> Exercise directions
Your answer is a copy of every line in the records where "ATAN" appears.

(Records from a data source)
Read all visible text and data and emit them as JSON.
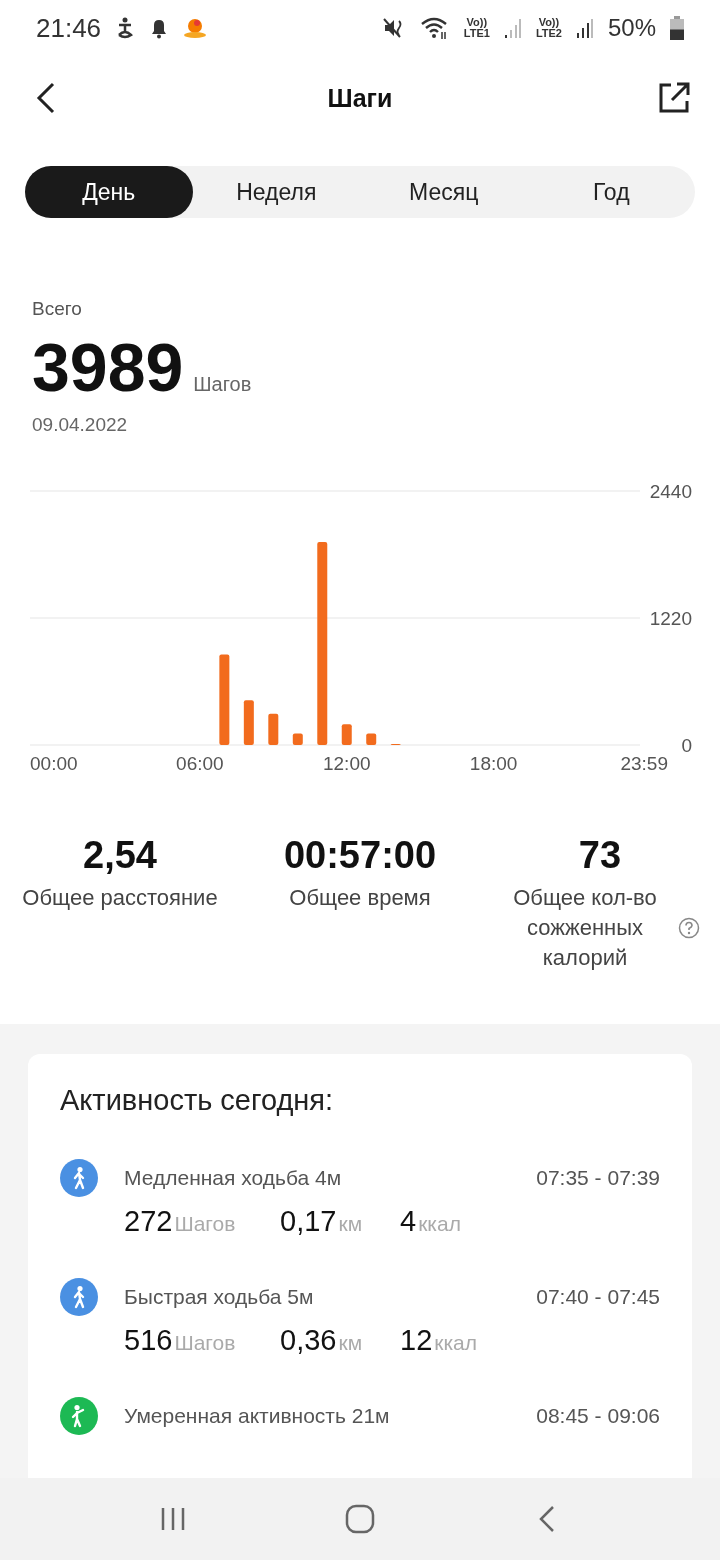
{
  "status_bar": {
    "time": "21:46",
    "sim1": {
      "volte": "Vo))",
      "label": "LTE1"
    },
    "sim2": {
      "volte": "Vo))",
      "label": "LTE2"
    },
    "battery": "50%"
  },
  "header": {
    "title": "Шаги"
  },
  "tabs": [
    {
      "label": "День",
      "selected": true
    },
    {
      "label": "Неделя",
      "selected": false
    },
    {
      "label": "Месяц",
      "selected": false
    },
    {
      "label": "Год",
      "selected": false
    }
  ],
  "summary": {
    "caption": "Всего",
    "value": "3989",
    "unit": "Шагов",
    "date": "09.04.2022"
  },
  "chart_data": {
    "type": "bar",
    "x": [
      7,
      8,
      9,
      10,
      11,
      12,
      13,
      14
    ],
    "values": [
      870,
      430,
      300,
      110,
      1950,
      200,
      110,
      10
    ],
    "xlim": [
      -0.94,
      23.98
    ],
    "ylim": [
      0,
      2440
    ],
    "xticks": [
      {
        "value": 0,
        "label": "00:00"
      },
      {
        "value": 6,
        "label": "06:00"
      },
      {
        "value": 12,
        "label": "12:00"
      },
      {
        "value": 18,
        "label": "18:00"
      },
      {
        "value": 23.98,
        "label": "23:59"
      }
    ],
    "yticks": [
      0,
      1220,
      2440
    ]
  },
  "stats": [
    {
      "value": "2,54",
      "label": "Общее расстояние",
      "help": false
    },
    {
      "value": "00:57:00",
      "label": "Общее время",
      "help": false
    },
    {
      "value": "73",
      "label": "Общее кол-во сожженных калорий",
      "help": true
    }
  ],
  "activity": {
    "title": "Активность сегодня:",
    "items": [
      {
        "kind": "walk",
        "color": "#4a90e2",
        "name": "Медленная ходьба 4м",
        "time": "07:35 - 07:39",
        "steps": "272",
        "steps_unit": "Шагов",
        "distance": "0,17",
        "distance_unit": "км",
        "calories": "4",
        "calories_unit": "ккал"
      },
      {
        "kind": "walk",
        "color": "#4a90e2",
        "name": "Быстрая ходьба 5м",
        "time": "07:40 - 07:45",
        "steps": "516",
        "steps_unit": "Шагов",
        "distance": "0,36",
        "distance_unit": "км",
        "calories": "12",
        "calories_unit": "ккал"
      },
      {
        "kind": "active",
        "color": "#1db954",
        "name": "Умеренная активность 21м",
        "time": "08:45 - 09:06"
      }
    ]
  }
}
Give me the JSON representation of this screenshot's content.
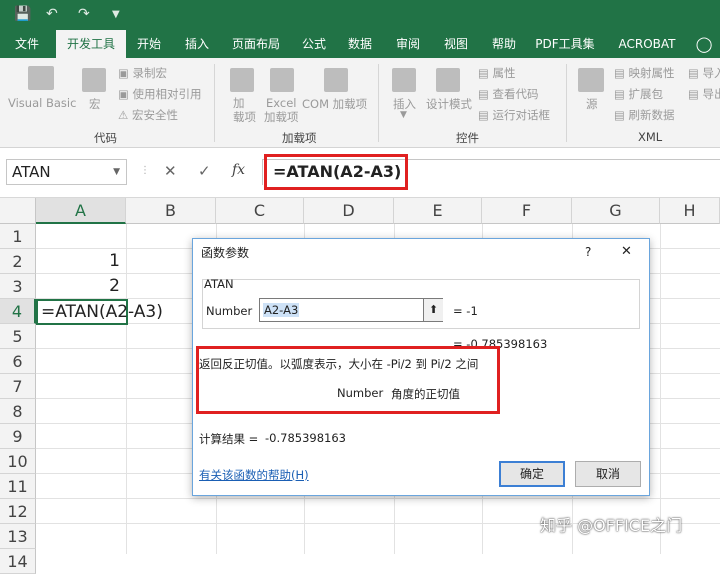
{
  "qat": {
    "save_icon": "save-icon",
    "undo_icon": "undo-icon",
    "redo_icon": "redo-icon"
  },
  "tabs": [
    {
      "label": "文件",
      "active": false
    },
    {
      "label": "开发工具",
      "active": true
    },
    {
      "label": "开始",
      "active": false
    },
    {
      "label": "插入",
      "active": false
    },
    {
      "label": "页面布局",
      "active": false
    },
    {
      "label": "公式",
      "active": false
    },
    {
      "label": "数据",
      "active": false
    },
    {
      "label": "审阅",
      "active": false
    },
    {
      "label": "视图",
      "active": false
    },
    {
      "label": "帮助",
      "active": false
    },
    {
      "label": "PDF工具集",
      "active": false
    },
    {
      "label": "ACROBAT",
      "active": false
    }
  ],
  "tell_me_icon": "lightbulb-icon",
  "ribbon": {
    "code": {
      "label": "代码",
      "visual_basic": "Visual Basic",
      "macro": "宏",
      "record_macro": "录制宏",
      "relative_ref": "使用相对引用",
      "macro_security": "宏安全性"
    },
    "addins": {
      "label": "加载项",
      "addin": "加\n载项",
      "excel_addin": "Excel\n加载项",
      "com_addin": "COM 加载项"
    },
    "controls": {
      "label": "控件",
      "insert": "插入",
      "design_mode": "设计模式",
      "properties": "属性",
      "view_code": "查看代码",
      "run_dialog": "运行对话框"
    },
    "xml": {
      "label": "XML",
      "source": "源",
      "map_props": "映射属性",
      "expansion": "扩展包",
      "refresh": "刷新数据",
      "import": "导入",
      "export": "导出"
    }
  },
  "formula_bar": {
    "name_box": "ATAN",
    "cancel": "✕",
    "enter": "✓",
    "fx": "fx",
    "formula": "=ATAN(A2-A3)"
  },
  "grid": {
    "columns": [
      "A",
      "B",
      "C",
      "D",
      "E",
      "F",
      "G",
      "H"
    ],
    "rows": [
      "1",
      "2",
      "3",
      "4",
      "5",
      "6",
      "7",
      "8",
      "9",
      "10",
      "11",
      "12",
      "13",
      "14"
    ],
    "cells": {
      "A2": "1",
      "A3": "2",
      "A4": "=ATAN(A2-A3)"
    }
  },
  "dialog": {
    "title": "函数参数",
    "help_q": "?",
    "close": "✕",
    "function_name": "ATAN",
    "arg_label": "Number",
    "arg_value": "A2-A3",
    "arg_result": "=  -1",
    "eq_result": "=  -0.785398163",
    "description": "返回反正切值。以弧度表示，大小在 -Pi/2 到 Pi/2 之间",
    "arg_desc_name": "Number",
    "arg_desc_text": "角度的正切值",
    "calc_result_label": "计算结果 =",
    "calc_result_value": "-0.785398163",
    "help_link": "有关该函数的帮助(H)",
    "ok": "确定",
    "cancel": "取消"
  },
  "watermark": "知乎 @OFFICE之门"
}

> Finished task
    "name_box": "ATAN",
    "formula": "=ATAN(A2-A3)"
      "A4": "=ATAN(A2-A3)"
    "function_name": "ATAN",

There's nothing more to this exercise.